=== Begin Enclosure ===

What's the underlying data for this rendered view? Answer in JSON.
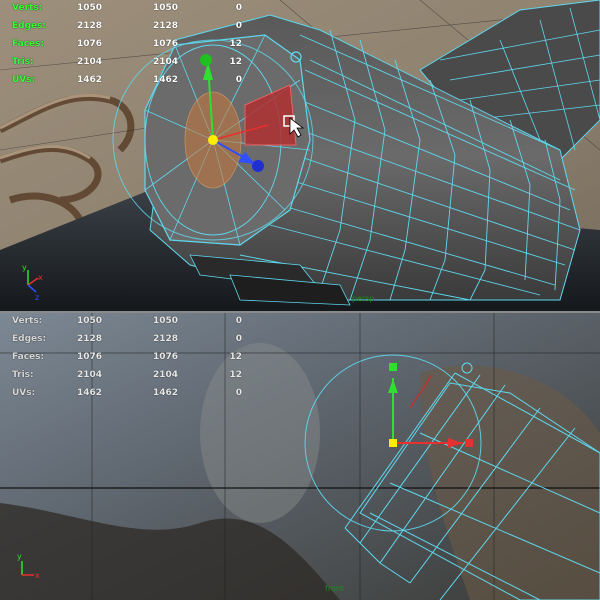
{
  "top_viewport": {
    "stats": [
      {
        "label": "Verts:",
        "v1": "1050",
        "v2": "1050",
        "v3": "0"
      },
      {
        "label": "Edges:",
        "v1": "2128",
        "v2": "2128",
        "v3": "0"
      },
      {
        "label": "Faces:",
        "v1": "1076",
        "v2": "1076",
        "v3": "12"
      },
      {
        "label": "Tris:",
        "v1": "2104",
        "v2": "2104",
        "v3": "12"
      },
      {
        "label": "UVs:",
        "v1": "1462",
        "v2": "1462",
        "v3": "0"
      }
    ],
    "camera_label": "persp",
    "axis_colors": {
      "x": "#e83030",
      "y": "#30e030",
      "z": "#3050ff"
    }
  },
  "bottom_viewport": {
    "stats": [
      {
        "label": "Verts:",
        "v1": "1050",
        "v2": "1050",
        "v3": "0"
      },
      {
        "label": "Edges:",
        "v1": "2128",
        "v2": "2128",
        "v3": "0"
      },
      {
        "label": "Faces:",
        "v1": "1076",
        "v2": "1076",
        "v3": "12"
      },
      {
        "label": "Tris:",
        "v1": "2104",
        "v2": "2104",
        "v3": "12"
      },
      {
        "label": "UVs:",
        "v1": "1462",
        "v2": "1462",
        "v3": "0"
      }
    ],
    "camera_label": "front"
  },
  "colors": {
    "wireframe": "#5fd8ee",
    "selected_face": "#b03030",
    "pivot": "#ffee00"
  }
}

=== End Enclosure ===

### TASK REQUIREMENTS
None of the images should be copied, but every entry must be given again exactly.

### THE COMPLETED TASK
What's the underlying data for this rendered view? Answer in JSON.
{
  "top_viewport": {
    "stats": [
      {
        "label": "Verts:",
        "v1": "1050",
        "v2": "1050",
        "v3": "0"
      },
      {
        "label": "Edges:",
        "v1": "2128",
        "v2": "2128",
        "v3": "0"
      },
      {
        "label": "Faces:",
        "v1": "1076",
        "v2": "1076",
        "v3": "12"
      },
      {
        "label": "Tris:",
        "v1": "2104",
        "v2": "2104",
        "v3": "12"
      },
      {
        "label": "UVs:",
        "v1": "1462",
        "v2": "1462",
        "v3": "0"
      }
    ],
    "camera_label": "persp",
    "axis_colors": {
      "x": "#e83030",
      "y": "#30e030",
      "z": "#3050ff"
    }
  },
  "bottom_viewport": {
    "stats": [
      {
        "label": "Verts:",
        "v1": "1050",
        "v2": "1050",
        "v3": "0"
      },
      {
        "label": "Edges:",
        "v1": "2128",
        "v2": "2128",
        "v3": "0"
      },
      {
        "label": "Faces:",
        "v1": "1076",
        "v2": "1076",
        "v3": "12"
      },
      {
        "label": "Tris:",
        "v1": "2104",
        "v2": "2104",
        "v3": "12"
      },
      {
        "label": "UVs:",
        "v1": "1462",
        "v2": "1462",
        "v3": "0"
      }
    ],
    "camera_label": "front"
  },
  "colors": {
    "wireframe": "#5fd8ee",
    "selected_face": "#b03030",
    "pivot": "#ffee00"
  }
}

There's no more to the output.